To suggest that a workshop leader should input and modify every photo , takes away the photographers right and interpretation and turns it into exercise of just mimincing or creating images based on the leaders view. That’s not right and that’s not what i want to do. Teaching photography, for me, is about, creating the space and ideas, the techniques and methods for any individual to maximise and create their own interpretations of subjects.

There is no gold standard definition of right or nice but we can evaluate and judge based on our own criteria and interpretation of what’s right and nice.

I had a number of interesting discussions with clients over the last 10 days about their experiences on other workshops and, if and, how the tutor made themself available and approachable to support them. There seemed to be a view that there are many who do not provide that support and time and a minority that do, with varying degrees of, if you asked yes, but you were not prompted to collaborate so the onus was on you. Again, my view is about that balance and judgement of the workshop leader to provide input when they think it’s needed but not to simply give the participant a formulae or easy way to to just replicate the tutors interpretation. If the individual can’t find and develop a composition on their own then the role of the workshop leader is to help expand the idea and help them problem solve the issues not to ask them to copy their camera settings and way of interpreting and framing subjects.

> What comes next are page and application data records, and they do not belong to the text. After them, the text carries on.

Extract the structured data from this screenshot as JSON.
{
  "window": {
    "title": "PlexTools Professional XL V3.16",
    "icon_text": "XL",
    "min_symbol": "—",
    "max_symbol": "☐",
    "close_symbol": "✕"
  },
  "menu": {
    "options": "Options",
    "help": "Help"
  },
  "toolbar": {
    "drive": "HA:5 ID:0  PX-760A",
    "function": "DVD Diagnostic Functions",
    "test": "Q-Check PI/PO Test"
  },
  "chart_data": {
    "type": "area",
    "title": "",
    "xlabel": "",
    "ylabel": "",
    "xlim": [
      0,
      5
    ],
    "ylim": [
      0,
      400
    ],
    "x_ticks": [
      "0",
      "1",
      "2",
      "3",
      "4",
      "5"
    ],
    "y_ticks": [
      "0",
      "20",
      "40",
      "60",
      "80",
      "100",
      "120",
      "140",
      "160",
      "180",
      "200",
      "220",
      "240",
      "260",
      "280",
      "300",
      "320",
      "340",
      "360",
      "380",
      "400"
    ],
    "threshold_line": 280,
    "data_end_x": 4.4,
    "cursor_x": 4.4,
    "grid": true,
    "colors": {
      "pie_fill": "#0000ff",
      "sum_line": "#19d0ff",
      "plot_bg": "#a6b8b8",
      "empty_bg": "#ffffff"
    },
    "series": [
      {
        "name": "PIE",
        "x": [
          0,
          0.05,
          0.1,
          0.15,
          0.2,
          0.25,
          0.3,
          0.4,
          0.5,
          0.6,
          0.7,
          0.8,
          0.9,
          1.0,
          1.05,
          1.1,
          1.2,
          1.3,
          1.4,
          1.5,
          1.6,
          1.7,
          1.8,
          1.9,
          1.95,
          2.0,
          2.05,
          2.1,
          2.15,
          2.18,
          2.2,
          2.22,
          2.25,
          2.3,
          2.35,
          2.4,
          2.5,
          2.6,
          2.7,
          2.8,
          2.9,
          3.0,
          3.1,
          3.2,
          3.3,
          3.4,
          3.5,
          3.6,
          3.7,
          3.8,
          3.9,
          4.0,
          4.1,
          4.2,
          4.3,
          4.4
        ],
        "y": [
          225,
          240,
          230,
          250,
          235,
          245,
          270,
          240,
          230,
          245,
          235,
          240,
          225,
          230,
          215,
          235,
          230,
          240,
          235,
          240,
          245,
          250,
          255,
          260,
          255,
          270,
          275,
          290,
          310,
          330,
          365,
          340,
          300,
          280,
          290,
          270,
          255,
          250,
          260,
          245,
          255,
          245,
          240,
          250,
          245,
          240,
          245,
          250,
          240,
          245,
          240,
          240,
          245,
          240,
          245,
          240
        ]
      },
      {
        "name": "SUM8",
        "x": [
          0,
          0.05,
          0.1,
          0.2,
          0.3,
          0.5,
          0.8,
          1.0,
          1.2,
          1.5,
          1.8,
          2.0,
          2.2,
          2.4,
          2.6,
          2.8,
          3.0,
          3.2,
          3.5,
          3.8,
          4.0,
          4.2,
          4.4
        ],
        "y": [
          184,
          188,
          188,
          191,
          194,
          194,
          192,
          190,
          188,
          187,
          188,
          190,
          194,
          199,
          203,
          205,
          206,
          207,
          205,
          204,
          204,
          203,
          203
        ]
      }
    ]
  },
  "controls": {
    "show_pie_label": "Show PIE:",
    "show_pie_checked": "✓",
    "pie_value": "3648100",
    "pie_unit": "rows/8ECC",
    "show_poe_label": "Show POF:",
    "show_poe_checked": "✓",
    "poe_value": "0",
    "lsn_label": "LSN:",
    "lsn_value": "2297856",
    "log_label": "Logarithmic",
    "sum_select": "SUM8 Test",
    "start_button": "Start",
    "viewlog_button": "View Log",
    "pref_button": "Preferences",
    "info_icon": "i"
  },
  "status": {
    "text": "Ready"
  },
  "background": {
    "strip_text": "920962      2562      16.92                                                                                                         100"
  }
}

Photos from clients from this years photography bluebell workshops

(Click on any photo to see it full screen size)

I am proud to say that like most of my landscape photography workshops my clients were from all walks of life and from every level of complete beginners and more experienced and everything in between. For some, this was their first organised photography workshop, for others they had attended one of my own or someone else’s workshop, so there was a really healthy mix of experience and approaches. Looking through the images that have been sent to me (not everyone has had the time to send me images for the deadline of this post) I hope you will agree that the variety is interesting and interpretations of how to photography bluebells more inspiring, even if at times, i personally feel they need a bit more or less of x or y.

Wilkening, Ina.

Norman Lowe

Lynn Bowring

John Grant

John Beresford

Jo Heath

Helen.Sotheran

Helen.Sotheran

Francis Peckham

Diana Woodhouse

Andrew Ham

Francis Peckham

Diana Woodhouse

Con McHugh

Andrew Ham

Con McHugh

janice jordan

Wilkening, Ina.

Robert Hull.

Norman Lowe

Wilkening, Ina.

Robert Hull.

Robert Hull.

Norman Lowe

Mel Smith

Lynn Bowring

John Grant

John Beresford

Jo Heath

Jennie Williams

John Beresford

Jo Heath

Jennie Williams

Jennie Williams

Helen.Sotheran

Francis Peckham

Con McHugh

Andrew Ham

janice jordan


Client Feedback, so far

customer feedback bluebells 10.jpg
customer feedback bluebells 8.jpg
customer feedback bluebells 6.jpg
customer feedback bluebells 4.jpg
customer feedback bluebells 2.jpg
customer feedback bluebells 9.jpg
customer feedback bluebells 7.jpg
customer feedback bluebells 5.jpg
customer feedback bluebells 10.jpg

And a handful from me, from one afternoon


I would really welcome your comments, questions, debates or any engagement on this post, so please feel more than welcome to post in the comments box below. Many thanks